“Let it fly.” — Elsa Rady
EXHIBITION TITLE: "The Edge of Elegance: Porcelains by Elsa Rady"
VENUE: Crocker Art Museum (Sacramento, CA)
DATES: March 21 — November 01, 2021
- Intimate survey of the sculptural vessels made by the artist in 1960s, 70s, and 80s
- Organized on the occasion of a gift of nearly 80 works by the Estate of Elsa Rady
(Sacramento, CA, January 21, 2021) — The Crocker Art Museum is delighted to announce The Edge of Elegance: Porcelains by Elsa Rady, an exhibition of the late American artist’s objects of geometric simplicity and beauty to go on view from March 21 to November 1, 2021. An intimate, focused survey of the graceful sculptural vessels made in her Venice, California studio between 1967 and 1995, this is the artist’s first solo show in more than a decade. The presentation has been organized on the occasion of an extraordinary gift of nearly 80 works by the Estate of Elsa Rady to the Crocker’s ceramics collection, which is one of the largest in the United States and premier among institutions for the exhibition and study of ceramics.
A highly disciplined artist appreciated for her refined and monochromatic glazed vessels, Rady (1943—2011) created a body of work characterized by tactility, lightness, and energy. In the 1970s, she began to embrace the notion of chance and “cut” diagonally into her vessels, making them more geometric and dynamic. By the 1980s and 1990s, her works were defined by these notched “wings." The late American poet, art critic, and champion of feminist art John Perrault enthused in 1990 that Rady’s work is “poised for further flight."
"We are so pleased to present the work of Elsa Rady, an artist of extraordinary vision and skill, and to add more of her exquisite, enduring vessels to our collection, especially later works made in a visually arresting style associated with the artist,” said the Museum’s Executive Director and CEO, Lial A. Jones. "The exhibition is both an introduction to Rady and a focused look at the evolution of her work from arts and crafts to more minimalist, designed vessels.”
The survey of more than 45 objects will explore the artist’s transition from producing functional objects to the sleek, nonfunctional pieces for which she is known today. Rady studied ceramics at what is now CalArts (1962—1966) with leading ceramists Ralph Bacerra and Otto and Vivika Heino, and in the subsequent years became dissatisfied with producing traditional vessel forms. Inspired by other modes and milieus, such as Art Deco architecture and dance (the artist’s mother was part of the Martha Graham Dance Company), Rady began using a paring knife to make geometrical cuts into the rims of her objects, eventually becoming her characteristic “wings.”

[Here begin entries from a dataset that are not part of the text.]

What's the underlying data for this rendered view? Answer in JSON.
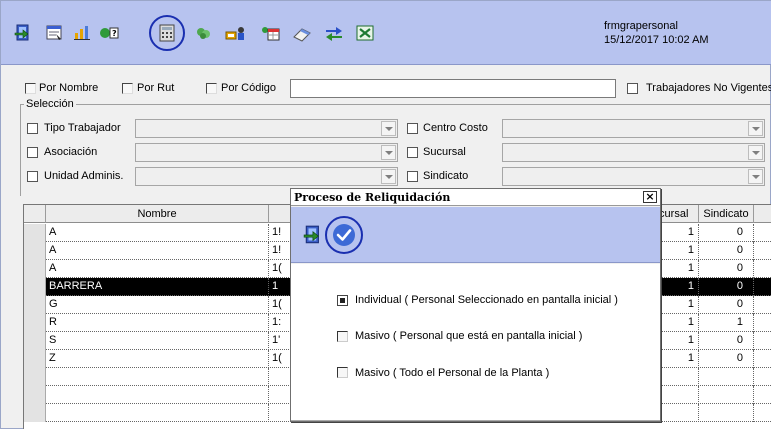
{
  "header": {
    "form_name": "frmgrapersonal",
    "datetime": "15/12/2017 10:02 AM"
  },
  "toolbar": {
    "icons": [
      "exit-icon",
      "report-icon",
      "chart-icon",
      "help-icon",
      "calculator-icon",
      "money-icon",
      "people-icon",
      "table-icon",
      "eraser-icon",
      "transfer-icon",
      "excel-icon"
    ]
  },
  "filters": {
    "por_nombre": "Por Nombre",
    "por_rut": "Por Rut",
    "por_codigo": "Por Código",
    "search_value": "",
    "trabajadores_no_vigentes": "Trabajadores No Vigentes"
  },
  "seleccion": {
    "title": "Selección",
    "left": [
      "Tipo Trabajador",
      "Asociación",
      "Unidad Adminis."
    ],
    "right": [
      "Centro Costo",
      "Sucursal",
      "Sindicato"
    ]
  },
  "grid": {
    "headers": {
      "nombre": "Nombre",
      "sucursal": "Sucursal",
      "sindicato": "Sindicato"
    },
    "rows": [
      {
        "nombre": "A",
        "code": "1!",
        "sucursal": "1",
        "sindicato": "0"
      },
      {
        "nombre": "A",
        "code": "1!",
        "sucursal": "1",
        "sindicato": "0"
      },
      {
        "nombre": "A",
        "code": "1(",
        "sucursal": "1",
        "sindicato": "0"
      },
      {
        "nombre": "BARRERA",
        "code": "1",
        "sucursal": "1",
        "sindicato": "0"
      },
      {
        "nombre": "G",
        "code": "1(",
        "sucursal": "1",
        "sindicato": "0"
      },
      {
        "nombre": "R",
        "code": "1:",
        "sucursal": "1",
        "sindicato": "1"
      },
      {
        "nombre": "S",
        "code": "1'",
        "sucursal": "1",
        "sindicato": "0"
      },
      {
        "nombre": "Z",
        "code": "1(",
        "sucursal": "1",
        "sindicato": "0"
      }
    ]
  },
  "dialog": {
    "title": "Proceso de Reliquidación",
    "close": "×",
    "options": [
      "Individual ( Personal Seleccionado en pantalla inicial )",
      "Masivo ( Personal que está en pantalla inicial )",
      "Masivo ( Todo el Personal de la Planta )"
    ],
    "selected_index": 0
  },
  "colors": {
    "toolbar_bg": "#b7c3ef",
    "highlight_circle": "#1a2fb0",
    "selected_row": "#000000"
  }
}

Added Cristina Urrutia, the Museum’s Curatorial Assistant who has organized the show and studied the new material to enter the Crocker’s ceramics collection: “Throughout her career, Rady experimented with glazing and form in pursuit of the perfect vessel. Her insistence on the refinement of color, shape, and surface pushes her pieces beyond utility and into the realm of sculpture.”
Bowl (1980) is a visually striking, energetic form evincing Rady’s interest and skill in motion and weightlessness; likewise, Black A (1981) is a minimalist vessel remarkable for its verticality and sharp, precise geometric cuts and notches. An arresting 1985 vessel (pictured) with wings possesses an exhilarating energy, torque, and lift. The survey includes examples from nearly every period and series in the artist’s oeuvre, such as a 1987 unfolding, multi-piece matte porcelain and metal installation with mounts from her abstract bud and flower form series, Lily. Though early in her career Rady felt she needed to create the perfect piece, she later learned to turn accidents into moments of spontaneity and, as she liked to say, “let it fly.”
Interim Director of Communications, Crocker Art Museum
About the Crocker
The Crocker brings people together and connects them in unexpected ways with art, ideas, each other and the world around them. Founded as a public/private partnership in 1885, the Crocker features the world’s foremost display of California art and is renowned for its holdings of master drawings and international ceramics, as well as European, Asian, African, and Oceanic art. The Crocker serves as the primary regional resource for the study and appreciation of fine art and offers a diverse spectrum of exhibitions, events, and programs to deepen visitor’s understanding of art, including films, concerts, studio classes, lectures, and an array of activities for families and children. More information about exhibits and programs can be found at crockerart.org